BEGIN INPUT
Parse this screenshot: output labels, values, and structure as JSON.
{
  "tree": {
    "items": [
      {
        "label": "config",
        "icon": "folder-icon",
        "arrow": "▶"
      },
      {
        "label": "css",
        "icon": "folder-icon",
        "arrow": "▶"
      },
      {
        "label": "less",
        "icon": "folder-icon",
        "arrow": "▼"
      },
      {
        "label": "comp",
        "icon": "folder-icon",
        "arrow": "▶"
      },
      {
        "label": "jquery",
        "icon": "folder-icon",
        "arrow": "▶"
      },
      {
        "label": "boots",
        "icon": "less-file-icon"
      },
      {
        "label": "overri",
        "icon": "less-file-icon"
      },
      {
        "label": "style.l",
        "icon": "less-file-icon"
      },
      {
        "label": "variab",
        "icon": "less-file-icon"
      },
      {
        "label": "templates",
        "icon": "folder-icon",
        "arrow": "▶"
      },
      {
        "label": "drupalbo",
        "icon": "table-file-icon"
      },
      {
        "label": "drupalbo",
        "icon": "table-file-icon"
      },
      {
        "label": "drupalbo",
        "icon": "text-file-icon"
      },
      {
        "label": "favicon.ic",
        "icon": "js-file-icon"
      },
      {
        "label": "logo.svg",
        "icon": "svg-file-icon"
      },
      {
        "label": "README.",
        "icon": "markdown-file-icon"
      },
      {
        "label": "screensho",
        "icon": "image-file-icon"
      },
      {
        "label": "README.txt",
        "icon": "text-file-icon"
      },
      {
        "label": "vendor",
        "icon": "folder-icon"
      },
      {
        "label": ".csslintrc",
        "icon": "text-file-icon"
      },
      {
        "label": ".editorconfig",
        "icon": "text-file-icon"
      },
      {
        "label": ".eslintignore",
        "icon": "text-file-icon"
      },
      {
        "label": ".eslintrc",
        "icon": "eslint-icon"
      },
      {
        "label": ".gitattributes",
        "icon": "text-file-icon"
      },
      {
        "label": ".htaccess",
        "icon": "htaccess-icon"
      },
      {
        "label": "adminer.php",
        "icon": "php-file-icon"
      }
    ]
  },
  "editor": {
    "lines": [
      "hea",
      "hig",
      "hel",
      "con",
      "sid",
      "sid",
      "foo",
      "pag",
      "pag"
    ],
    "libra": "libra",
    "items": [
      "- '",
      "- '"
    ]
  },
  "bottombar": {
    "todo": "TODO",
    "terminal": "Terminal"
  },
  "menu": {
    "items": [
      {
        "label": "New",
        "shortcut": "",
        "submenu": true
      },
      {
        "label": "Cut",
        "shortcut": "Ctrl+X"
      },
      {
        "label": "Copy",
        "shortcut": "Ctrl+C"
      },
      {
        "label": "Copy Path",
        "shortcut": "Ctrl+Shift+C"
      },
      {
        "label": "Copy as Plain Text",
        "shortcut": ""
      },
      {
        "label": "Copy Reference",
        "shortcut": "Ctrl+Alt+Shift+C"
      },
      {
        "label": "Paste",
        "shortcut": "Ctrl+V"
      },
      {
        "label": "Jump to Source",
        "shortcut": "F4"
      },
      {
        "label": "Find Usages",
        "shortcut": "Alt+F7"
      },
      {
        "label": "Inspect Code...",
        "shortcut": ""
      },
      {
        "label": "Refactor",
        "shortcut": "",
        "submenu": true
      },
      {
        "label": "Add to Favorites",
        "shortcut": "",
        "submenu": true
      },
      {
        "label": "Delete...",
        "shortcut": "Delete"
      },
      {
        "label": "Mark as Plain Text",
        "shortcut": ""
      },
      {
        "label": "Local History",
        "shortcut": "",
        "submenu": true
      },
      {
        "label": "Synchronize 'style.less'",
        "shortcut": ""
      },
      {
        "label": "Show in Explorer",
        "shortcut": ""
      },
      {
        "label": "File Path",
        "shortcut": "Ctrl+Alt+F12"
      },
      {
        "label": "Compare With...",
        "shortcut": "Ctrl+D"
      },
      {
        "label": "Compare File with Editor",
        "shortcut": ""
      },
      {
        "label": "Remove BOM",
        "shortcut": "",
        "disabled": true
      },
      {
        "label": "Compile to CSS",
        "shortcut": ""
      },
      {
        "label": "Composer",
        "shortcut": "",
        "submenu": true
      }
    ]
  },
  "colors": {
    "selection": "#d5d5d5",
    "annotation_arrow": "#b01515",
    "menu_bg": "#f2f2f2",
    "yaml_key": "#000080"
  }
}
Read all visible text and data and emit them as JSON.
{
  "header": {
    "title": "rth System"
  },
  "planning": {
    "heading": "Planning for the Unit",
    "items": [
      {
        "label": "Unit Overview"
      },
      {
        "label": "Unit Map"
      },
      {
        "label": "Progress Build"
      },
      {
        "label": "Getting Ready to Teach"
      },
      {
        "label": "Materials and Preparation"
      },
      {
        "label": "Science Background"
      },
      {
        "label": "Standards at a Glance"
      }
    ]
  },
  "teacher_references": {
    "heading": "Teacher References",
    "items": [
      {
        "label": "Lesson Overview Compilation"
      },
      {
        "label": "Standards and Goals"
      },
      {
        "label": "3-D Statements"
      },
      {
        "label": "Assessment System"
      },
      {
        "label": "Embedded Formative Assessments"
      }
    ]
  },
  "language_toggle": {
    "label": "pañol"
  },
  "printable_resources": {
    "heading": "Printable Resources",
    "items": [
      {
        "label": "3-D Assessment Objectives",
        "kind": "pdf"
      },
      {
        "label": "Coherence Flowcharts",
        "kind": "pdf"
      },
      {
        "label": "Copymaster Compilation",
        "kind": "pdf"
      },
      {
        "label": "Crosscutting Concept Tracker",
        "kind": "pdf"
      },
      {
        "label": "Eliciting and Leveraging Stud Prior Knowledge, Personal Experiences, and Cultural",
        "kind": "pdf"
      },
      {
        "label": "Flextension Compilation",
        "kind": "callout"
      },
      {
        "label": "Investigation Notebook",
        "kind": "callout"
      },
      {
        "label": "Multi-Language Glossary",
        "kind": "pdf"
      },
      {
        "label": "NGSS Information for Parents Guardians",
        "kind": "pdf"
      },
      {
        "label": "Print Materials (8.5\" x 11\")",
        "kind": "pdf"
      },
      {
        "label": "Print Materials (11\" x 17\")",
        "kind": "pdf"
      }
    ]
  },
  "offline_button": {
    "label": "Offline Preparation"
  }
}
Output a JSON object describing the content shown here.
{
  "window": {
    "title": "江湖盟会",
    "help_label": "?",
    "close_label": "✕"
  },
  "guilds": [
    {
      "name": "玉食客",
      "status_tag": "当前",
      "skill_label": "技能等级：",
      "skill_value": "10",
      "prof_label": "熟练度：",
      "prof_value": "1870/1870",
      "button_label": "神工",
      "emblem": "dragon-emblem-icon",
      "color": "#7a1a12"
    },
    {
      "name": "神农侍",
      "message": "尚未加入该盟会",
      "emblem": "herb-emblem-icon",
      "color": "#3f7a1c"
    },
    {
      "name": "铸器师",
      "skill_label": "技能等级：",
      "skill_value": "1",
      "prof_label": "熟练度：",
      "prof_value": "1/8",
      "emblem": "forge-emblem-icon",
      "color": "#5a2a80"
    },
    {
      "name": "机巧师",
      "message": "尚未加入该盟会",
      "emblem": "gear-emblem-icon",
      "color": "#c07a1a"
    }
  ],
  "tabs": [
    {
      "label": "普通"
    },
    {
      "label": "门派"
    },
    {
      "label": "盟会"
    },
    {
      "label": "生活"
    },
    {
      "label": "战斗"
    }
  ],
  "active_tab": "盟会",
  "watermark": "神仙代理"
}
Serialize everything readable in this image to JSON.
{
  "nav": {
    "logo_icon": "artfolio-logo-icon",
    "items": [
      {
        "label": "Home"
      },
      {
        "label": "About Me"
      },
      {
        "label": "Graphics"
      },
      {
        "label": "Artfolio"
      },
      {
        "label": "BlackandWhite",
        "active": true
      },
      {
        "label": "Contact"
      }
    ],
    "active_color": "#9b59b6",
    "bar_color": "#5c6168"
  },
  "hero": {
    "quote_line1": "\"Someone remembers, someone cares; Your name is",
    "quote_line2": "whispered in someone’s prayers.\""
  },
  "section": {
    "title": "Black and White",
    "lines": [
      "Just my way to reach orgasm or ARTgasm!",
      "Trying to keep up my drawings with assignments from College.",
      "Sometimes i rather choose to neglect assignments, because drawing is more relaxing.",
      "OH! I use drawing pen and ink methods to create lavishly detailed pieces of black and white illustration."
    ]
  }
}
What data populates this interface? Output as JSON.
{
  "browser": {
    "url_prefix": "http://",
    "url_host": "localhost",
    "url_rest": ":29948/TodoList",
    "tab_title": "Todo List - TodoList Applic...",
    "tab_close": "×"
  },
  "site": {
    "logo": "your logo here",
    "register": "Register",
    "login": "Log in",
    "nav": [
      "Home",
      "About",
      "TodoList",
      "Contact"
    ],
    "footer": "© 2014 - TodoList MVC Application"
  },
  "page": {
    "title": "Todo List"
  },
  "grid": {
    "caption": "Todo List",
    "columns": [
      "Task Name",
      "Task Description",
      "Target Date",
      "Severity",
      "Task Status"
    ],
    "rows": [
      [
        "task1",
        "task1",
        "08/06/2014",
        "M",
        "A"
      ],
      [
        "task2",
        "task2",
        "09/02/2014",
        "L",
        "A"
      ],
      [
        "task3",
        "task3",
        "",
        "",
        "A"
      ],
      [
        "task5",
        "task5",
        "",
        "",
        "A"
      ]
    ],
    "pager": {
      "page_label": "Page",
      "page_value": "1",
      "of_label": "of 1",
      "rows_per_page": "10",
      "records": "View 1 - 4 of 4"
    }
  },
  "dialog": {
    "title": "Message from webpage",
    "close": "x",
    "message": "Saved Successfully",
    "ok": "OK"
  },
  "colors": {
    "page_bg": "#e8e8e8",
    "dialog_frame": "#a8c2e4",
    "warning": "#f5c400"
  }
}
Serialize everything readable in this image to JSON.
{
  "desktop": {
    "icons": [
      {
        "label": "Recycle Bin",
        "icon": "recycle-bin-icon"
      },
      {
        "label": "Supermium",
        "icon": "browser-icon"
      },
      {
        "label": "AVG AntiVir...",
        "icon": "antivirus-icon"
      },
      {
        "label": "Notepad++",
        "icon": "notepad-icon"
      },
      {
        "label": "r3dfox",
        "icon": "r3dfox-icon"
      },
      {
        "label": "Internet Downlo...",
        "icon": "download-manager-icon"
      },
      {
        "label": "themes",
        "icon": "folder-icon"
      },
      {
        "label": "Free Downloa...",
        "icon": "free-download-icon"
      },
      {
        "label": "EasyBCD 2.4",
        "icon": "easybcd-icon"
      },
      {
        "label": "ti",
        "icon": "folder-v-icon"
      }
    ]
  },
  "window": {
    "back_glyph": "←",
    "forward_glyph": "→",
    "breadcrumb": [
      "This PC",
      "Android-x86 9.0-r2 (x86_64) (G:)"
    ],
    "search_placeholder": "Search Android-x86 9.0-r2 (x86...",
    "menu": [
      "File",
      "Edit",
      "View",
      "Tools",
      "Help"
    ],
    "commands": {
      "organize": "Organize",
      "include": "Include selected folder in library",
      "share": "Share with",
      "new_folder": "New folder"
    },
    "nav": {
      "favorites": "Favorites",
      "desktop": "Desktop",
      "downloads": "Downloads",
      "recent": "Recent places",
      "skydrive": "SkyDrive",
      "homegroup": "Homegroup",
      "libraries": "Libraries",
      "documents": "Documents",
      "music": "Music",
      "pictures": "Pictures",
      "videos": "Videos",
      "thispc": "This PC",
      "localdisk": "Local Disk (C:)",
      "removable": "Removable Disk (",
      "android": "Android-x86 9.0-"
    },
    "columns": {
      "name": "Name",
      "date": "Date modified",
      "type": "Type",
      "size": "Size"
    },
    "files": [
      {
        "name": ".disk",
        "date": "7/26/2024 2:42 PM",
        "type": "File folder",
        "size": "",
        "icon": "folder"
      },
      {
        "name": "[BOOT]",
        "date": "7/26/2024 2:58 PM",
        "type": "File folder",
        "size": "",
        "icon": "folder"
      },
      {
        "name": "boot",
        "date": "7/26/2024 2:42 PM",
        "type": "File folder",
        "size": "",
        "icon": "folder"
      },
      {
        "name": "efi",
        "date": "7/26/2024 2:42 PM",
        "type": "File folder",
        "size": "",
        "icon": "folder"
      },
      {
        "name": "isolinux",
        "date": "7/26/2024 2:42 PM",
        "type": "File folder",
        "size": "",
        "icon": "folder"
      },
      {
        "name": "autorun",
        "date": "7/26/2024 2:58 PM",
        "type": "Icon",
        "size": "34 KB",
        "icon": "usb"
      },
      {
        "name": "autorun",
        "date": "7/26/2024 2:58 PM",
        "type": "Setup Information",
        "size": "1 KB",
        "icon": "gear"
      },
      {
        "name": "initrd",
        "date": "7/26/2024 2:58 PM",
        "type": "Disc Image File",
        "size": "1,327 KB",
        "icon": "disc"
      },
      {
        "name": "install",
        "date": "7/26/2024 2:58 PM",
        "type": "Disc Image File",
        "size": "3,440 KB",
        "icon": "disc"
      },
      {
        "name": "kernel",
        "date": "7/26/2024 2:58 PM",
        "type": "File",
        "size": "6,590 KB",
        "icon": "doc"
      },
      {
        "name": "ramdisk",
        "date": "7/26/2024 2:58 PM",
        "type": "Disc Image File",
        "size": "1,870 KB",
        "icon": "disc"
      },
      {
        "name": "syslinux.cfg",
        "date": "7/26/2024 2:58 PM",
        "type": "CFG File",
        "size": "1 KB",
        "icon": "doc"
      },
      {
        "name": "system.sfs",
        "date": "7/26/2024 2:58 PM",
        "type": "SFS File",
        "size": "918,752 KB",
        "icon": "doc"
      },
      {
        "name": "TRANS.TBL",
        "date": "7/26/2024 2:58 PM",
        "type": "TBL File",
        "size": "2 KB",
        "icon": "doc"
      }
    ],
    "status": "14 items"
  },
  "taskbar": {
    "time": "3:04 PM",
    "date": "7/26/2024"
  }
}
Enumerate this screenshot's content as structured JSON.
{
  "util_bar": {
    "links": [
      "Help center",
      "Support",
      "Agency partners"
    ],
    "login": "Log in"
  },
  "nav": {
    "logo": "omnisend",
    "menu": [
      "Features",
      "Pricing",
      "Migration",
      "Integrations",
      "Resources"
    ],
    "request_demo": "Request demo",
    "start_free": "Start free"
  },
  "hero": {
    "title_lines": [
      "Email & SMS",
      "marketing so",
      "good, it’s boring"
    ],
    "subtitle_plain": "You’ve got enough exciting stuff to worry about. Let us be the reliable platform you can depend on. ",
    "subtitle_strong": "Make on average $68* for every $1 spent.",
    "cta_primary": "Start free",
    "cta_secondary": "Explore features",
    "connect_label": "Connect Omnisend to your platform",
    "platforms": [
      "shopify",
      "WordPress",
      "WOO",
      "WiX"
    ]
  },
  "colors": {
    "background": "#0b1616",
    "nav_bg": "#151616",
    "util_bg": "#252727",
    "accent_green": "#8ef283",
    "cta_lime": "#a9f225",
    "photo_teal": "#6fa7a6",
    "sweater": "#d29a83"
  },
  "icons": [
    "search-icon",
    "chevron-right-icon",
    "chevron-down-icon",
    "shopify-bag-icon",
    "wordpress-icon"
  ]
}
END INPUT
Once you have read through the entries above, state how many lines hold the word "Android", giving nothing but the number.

## ANSWER BELOW
3